Jasmine Collings is currently based in Brighton at North Star Studios and uses monotype and intaglio printmaking processes within her work. Jasmine looks to the human body to inform her practice. Jasmine graduated from BA Printmaking at Brighton University in 2016.
Although I have been very proactive lately, directly after uni was a different story, I found it a real struggle to make any work. During the first year after we finished I barely did any artwork and instead whiled away the hours in a hospitality job. Although to begin with I was glad for the break from my creative pursuits I quickly became bored, lacking inspiration and time to make art.
Constantly looking for jobs in a more creative sector, I started part-time which allowed my creativity to flow. I found a job teaching creative workshops Making It Out a creative alternative to repeat offending. This was an amazing place to work and very inspiring as they, in their words ‘provide ex-offenders with training and support to promote successful resettlement through regular engagement in creative making activities’. Although this was only one day a week, I felt totally inspired spending my time in a creative work environment (I practically skipped there everytime). I have always enjoyed teaching workshops, and being there gave me an insight into the work I would like to do in the future.
Around the same time I spotted an Artist Call Out for an exhibition Brighton. I had been working on a collage series focused around the female form. The exhibition was a part of the Free The Nipple campaign, so my work was suited the role. The gallery Pop Up Brighton accepted my pieces and I exhibited for the first time since uni.
This was a huge ego boost and spurred me on to get a spot at North Star Studios a great print studio just off The Level in Brighton (for anyone sticking around in Brighton I would definitely recommend). In the three years since having left uni I had always had my eye on these studios but the application form had scared me off as it had questions about group shows, solo shows and what personal talents you could bring to the studio. At the time I felt that I had nothing to offer but one of my biggest regrets was lack I didn’t have the courage to apply sooner.
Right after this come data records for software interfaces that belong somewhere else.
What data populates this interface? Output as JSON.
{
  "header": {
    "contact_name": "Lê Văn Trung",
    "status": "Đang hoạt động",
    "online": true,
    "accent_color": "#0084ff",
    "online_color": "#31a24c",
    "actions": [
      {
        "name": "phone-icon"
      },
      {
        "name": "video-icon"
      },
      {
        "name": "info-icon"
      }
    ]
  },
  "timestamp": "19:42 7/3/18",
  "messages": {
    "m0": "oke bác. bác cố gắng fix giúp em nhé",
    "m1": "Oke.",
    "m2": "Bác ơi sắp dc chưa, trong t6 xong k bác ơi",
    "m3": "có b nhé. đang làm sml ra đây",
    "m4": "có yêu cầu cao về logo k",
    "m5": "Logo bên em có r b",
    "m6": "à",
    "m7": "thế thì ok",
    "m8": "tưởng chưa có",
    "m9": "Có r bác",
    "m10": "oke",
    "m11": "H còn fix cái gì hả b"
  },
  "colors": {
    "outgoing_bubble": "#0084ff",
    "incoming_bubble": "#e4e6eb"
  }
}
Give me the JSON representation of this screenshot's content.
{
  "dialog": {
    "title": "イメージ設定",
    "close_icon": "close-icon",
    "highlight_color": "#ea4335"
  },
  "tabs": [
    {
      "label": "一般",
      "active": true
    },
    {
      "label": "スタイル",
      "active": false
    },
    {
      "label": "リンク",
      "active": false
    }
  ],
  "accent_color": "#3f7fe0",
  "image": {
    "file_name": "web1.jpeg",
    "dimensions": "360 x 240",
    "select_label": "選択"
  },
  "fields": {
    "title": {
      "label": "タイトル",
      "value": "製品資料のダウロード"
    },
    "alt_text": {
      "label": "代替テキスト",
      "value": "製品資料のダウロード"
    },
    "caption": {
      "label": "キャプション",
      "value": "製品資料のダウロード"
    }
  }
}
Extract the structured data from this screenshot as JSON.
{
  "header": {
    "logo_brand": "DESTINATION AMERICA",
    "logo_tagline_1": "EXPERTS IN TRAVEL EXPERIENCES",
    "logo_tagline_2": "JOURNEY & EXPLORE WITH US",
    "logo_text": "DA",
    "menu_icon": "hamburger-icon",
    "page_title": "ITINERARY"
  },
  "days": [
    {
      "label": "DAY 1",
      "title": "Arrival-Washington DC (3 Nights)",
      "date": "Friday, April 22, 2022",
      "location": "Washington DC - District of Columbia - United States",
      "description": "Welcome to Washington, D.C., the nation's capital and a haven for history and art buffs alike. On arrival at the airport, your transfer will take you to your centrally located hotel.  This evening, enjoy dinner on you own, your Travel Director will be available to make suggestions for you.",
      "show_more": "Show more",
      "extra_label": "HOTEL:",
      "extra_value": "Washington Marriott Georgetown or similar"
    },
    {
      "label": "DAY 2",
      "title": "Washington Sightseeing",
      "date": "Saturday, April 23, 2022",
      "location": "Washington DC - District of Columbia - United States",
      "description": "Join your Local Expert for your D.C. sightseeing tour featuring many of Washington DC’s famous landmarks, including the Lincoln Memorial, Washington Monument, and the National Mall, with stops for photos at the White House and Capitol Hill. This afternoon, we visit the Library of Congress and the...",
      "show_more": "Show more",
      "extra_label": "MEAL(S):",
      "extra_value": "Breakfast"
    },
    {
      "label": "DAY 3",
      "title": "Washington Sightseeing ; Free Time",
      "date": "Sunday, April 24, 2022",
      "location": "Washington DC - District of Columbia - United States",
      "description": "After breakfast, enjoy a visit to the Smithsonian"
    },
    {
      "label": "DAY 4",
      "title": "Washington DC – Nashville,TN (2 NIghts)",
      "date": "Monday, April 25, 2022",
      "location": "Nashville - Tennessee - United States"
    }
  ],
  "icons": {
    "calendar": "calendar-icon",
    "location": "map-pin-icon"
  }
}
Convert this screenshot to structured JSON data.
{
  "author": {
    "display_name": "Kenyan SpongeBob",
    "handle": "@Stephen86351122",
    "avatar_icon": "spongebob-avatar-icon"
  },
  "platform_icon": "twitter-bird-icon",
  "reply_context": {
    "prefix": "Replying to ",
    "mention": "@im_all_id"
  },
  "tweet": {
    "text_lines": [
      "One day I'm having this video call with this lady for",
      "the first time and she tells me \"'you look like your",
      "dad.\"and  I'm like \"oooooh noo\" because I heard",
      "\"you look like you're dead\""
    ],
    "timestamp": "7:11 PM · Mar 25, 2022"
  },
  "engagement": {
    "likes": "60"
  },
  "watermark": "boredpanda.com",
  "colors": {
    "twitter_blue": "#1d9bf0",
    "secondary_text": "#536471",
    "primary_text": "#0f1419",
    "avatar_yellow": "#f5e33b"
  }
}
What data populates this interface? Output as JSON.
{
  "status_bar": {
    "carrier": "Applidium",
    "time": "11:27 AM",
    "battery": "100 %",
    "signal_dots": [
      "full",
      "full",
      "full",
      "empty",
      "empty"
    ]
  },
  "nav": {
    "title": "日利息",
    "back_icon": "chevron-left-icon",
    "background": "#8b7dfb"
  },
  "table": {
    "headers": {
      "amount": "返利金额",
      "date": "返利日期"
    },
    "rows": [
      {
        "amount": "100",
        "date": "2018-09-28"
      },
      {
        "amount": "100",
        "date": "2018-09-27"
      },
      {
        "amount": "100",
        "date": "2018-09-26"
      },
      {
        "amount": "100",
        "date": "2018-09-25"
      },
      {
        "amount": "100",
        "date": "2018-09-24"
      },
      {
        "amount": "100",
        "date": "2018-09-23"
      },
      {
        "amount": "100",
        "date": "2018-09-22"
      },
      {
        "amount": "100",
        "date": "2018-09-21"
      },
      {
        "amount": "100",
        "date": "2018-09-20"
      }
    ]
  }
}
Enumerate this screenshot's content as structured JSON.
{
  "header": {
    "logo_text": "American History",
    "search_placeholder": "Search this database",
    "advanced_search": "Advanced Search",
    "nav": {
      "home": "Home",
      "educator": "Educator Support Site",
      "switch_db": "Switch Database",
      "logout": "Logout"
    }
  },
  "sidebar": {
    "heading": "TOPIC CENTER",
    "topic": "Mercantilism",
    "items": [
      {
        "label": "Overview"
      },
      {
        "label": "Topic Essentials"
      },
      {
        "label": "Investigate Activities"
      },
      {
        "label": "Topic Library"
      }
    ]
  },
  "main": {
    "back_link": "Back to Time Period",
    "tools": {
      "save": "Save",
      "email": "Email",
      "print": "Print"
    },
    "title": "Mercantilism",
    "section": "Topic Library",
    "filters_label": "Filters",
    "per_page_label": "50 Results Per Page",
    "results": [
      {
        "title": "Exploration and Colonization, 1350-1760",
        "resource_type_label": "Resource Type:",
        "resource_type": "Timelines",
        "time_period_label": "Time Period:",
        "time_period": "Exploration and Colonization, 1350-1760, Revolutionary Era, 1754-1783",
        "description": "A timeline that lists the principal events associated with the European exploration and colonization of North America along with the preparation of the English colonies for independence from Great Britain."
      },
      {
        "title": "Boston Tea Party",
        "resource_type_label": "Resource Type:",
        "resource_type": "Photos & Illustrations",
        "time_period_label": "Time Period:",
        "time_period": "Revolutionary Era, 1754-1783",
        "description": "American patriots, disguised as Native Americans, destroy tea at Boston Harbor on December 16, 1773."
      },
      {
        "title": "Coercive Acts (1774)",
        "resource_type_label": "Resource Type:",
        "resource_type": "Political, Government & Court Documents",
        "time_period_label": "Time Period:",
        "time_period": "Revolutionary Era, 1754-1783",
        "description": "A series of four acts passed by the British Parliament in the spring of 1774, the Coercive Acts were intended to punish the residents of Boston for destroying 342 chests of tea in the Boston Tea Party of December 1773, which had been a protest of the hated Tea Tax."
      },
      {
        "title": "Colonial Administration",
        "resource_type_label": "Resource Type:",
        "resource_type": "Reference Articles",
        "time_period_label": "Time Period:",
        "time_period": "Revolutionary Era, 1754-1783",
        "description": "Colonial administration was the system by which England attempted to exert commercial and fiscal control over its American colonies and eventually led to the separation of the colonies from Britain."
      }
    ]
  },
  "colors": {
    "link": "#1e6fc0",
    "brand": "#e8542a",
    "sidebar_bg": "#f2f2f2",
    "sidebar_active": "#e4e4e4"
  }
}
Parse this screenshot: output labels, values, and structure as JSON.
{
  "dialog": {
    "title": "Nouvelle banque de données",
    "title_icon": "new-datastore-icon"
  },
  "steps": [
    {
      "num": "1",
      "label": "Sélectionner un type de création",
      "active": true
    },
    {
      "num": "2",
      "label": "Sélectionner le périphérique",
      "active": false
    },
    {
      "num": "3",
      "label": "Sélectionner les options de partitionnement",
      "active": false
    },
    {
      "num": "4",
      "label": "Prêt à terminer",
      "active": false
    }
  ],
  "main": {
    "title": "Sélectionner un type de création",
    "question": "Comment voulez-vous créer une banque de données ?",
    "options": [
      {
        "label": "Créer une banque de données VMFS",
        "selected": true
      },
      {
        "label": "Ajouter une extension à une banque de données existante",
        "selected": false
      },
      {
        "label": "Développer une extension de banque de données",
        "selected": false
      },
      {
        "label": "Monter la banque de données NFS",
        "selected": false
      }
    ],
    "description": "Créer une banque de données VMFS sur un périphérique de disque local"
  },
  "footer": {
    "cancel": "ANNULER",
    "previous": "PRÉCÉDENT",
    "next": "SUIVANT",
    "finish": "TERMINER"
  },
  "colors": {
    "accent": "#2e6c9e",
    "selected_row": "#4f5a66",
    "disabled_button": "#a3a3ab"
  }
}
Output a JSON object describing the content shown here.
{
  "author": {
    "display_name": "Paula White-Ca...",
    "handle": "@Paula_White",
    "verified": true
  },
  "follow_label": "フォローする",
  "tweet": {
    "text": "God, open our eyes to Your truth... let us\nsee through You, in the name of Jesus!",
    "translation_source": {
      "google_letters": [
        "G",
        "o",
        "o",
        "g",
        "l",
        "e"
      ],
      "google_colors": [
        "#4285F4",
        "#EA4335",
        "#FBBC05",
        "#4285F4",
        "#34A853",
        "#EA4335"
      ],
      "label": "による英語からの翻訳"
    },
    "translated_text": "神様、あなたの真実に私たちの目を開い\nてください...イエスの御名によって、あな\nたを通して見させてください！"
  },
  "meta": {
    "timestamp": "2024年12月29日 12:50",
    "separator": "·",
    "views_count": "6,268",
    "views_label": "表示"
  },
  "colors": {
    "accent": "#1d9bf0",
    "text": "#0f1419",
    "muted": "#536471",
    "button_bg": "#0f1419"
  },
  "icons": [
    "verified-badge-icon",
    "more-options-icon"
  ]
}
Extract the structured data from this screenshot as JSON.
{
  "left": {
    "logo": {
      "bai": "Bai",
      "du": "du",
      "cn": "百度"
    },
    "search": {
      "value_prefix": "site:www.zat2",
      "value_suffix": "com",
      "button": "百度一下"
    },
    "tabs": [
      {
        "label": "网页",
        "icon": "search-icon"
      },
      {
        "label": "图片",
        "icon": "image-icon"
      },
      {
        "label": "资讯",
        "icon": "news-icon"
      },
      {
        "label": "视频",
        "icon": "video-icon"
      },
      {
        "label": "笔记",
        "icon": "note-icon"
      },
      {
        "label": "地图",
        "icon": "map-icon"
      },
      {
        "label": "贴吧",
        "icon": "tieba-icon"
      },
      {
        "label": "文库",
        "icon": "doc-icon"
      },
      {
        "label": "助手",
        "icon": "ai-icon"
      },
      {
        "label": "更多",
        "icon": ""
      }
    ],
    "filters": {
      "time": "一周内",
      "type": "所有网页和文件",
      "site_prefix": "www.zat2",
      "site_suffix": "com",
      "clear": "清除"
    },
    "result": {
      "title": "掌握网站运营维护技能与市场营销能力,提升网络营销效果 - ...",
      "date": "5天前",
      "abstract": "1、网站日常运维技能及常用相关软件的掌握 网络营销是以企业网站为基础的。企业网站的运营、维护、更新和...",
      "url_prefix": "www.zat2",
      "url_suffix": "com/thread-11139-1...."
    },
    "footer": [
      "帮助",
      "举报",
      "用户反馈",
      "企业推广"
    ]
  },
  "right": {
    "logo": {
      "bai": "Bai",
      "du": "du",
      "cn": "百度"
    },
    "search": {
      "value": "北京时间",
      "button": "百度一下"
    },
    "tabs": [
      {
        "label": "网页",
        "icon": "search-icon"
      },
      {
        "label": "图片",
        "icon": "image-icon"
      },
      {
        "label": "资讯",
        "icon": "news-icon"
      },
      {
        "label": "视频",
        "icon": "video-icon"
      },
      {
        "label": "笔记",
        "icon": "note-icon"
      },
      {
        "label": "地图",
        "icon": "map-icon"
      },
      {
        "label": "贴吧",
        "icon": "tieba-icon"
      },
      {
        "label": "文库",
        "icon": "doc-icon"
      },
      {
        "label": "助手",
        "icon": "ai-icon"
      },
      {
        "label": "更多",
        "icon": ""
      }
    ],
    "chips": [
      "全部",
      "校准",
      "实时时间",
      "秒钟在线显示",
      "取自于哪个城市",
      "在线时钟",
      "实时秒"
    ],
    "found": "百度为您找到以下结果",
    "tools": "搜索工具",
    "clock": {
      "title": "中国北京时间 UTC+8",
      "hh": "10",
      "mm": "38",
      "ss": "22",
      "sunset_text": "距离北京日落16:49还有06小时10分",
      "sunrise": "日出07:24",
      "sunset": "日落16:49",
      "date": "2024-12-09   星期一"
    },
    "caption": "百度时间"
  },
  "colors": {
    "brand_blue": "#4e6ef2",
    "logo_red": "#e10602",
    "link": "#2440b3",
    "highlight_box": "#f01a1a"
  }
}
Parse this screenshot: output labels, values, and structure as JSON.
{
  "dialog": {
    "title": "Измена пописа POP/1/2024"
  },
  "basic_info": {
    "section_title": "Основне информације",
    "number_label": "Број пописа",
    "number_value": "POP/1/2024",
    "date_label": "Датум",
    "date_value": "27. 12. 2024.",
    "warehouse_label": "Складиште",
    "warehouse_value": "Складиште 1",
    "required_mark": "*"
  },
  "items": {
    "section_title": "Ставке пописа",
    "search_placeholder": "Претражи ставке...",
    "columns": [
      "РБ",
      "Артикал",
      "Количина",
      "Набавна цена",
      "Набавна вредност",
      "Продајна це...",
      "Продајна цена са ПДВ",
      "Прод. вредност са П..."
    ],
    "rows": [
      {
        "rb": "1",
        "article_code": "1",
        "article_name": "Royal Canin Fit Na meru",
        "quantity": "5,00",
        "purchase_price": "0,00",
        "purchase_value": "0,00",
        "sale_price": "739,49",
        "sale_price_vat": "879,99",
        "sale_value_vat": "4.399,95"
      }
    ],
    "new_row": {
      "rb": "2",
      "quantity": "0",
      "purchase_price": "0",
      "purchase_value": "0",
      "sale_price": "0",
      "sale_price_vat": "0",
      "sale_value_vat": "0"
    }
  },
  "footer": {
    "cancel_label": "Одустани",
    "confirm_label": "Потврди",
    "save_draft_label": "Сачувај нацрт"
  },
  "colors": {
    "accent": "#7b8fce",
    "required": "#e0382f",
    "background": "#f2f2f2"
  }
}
A piece of advice that another alumni Ramona Eve Bigwood gave me is ‘fake it til you make it’ because you don’t get if you don’t ask, and you don’t ask if you have no self-confidence. Realising this was a key factor in my successes post university and therefore moving forward I plan to apply for exhibitions, grants and residencies just like a ‘real’ artist would.